Reef Check’s E-News
The new threat of climate change increases the need for coral reef monitoring.
Australia is home to the world's most extensive and pristine coral reefs. Queensland's Great Barrier Reef is one of Australia's greatest icons. Along with most other coral reefs around the world, it is under enormous pressure from human activities and climate change. Although Australia's reefs are among the best managed in the world, they are not immune to these threats.
Fertiliser (nutrient) pollution
Global Climate Change
Coral reefs are valuable assets
Not only do they provide direct sustenance in terms of food for local communities, they also shelter coastlines from storms and tidal waves and create a substantial source of income for the area through the tourism industry. Research also indicates that coral reef animals like sponges are an important source of medical cures for a number of diseases including, potentially, cancer.
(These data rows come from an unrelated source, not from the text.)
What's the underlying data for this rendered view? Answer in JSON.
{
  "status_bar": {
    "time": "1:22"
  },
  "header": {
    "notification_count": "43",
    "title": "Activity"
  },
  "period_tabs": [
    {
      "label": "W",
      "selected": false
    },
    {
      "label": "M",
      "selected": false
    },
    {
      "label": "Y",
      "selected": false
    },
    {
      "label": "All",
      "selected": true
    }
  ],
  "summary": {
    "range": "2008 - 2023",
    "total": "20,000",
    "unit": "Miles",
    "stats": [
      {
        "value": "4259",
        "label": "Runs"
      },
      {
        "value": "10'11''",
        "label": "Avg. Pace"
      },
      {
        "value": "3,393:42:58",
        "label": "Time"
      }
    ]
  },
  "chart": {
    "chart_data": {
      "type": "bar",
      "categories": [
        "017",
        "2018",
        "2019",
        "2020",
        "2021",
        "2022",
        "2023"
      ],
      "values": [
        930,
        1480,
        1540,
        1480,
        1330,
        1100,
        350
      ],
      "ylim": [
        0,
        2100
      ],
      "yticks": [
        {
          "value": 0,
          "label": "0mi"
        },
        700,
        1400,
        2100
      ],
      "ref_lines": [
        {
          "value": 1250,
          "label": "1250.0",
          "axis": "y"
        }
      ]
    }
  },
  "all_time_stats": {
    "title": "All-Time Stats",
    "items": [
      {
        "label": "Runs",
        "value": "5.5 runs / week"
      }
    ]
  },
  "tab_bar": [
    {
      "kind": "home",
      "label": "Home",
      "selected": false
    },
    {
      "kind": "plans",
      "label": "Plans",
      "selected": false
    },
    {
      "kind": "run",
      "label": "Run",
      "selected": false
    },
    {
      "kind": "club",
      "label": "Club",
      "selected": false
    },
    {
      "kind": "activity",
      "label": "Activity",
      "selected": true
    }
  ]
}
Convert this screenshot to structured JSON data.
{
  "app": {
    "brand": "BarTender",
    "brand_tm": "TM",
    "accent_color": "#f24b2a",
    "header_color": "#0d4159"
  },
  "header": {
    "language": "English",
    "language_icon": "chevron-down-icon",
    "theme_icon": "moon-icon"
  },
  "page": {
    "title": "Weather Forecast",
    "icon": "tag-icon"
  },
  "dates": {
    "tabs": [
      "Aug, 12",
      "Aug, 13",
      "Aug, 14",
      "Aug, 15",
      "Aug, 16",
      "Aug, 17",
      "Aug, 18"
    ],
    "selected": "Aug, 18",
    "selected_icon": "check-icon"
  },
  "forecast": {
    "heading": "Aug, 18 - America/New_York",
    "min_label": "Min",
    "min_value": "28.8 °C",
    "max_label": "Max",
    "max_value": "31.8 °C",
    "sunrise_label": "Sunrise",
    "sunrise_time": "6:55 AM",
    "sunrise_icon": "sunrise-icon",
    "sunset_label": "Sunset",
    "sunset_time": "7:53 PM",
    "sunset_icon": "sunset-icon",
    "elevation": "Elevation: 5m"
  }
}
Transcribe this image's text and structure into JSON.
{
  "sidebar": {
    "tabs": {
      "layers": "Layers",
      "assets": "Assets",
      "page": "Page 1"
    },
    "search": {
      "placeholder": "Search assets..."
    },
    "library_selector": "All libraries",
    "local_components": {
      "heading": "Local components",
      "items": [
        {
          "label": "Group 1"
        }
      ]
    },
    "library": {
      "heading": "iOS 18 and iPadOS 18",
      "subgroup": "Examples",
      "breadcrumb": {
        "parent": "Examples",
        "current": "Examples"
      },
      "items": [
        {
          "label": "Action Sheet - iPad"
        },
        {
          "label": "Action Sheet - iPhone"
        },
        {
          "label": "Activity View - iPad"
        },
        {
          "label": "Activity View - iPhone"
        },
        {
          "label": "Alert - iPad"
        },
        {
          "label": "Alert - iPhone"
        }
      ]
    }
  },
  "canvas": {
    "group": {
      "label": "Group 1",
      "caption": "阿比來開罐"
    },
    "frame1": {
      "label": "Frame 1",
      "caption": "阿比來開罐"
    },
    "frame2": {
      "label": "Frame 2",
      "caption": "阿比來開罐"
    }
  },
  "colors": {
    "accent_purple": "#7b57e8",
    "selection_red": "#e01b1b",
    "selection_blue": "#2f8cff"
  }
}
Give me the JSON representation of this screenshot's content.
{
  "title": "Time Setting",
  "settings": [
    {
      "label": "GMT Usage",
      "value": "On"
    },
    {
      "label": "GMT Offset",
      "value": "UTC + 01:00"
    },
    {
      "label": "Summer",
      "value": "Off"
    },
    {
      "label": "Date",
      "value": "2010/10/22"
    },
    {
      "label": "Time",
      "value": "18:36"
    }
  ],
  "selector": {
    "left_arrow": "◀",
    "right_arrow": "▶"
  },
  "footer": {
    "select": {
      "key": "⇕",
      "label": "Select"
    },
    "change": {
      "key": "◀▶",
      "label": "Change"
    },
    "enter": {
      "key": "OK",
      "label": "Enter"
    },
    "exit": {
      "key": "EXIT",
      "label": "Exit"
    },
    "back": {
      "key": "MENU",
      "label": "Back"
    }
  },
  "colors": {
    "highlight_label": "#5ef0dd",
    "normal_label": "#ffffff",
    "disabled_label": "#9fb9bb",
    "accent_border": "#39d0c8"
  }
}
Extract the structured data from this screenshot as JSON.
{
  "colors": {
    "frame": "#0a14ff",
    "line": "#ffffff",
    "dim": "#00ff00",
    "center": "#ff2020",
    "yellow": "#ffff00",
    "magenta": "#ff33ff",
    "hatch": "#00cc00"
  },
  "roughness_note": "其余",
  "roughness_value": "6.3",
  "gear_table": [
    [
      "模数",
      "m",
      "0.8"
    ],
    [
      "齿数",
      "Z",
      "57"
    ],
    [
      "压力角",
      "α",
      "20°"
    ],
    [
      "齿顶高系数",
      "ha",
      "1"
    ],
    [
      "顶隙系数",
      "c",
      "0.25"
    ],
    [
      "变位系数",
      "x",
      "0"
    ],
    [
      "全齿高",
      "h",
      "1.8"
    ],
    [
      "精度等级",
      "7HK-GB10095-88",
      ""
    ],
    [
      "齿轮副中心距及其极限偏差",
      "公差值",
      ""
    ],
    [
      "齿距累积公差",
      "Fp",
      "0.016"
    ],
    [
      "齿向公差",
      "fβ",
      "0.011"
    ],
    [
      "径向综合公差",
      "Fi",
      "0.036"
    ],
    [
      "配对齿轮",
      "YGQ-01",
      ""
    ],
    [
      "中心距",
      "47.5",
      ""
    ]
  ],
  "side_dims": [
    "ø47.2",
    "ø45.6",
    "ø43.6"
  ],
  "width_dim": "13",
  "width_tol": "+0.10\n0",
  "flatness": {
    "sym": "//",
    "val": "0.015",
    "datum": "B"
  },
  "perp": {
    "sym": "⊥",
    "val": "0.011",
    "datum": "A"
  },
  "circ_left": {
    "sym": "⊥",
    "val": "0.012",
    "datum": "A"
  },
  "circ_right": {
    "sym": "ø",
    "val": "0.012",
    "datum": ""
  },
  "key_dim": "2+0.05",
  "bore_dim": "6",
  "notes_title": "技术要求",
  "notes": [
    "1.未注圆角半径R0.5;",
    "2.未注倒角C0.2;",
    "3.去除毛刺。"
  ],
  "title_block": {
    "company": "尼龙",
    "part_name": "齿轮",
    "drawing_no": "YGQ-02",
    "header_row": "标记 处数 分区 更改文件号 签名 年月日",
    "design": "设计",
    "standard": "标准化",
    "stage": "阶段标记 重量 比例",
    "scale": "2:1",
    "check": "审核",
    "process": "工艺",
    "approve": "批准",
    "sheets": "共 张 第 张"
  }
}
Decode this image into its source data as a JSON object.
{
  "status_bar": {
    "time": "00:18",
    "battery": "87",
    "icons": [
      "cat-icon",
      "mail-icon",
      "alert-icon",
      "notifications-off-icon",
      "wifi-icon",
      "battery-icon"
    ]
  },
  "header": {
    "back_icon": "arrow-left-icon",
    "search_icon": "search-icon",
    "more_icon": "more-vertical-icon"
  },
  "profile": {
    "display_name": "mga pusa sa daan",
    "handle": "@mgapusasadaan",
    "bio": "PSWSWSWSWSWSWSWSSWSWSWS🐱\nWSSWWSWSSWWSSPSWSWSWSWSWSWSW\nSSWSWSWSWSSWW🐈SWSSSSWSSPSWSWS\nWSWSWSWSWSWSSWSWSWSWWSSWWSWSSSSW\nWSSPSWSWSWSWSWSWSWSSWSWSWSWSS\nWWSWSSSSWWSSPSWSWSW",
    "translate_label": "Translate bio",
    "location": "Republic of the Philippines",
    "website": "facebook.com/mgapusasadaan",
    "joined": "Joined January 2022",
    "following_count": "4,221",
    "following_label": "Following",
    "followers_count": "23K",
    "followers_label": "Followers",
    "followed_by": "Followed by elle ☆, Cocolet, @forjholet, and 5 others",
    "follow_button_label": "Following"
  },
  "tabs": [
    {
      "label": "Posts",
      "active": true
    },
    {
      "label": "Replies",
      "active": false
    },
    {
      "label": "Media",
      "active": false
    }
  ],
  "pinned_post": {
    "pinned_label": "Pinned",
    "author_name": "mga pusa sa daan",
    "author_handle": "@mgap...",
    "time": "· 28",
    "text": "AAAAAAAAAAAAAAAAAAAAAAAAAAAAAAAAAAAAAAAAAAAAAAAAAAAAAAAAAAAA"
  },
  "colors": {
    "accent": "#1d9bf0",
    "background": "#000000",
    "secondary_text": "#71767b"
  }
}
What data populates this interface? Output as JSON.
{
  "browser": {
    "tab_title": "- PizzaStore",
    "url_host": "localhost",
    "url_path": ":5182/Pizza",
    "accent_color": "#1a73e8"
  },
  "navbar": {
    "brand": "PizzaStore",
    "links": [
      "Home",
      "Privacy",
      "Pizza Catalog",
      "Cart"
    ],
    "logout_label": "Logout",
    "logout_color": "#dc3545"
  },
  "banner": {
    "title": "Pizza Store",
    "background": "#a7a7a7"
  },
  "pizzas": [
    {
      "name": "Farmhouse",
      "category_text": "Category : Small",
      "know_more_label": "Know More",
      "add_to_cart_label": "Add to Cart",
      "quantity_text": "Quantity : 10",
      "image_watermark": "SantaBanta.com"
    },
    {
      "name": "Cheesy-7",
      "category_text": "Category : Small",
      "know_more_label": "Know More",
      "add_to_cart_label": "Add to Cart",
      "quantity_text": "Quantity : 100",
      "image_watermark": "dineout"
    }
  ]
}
Striking the right balance
Sustainable use of natural resources means that resources continue to provide for similar use by future generations. Finding the right balance between resource use and the reef's capacity to maintain its health into the future is the challenge faced by managers such as GBRMPA. Reef Check Australia helps by providing more information on how the natural environment functions and how it reacts to human use.
A record for a lifetime
Most importantly, we are able to provide long-term reliable data for our sites over a number of years. This helps to create a solid baseline - an original record of coral reef health that can be used for future comparison:
Nowhere is the problem of shifting baselines greater than for coral reefs. During my thirty-year career, I have watched every coral reef ecosystem I have studied change almost unrecognizably from the way it used to be. But when I try to explain these changes to younger scientists who were not there before they are sceptical because who could possibly imagine that such changes have occurred? There is a generation gap in scientific perspective.
Jeremy Jackson, Scripps Institution of Oceanography
The world's coral reefs are in crisis
In August 2002, Reef Check International released its first five-year report, The Global Coral Reef Crisis - Trends and Solutions. The report concluded that there was virtually no reef in the world that remained untouched by human impacts. Yet the success stories discussed in the report show that, with proper monitoring, management and protection, coral reefs can recover.
We can make a difference
We are now in a unique position, with the right knowledge and the programs in place, to take positive action but we need your help to do more. Find out how you can help us and do your bit to save your reefs today!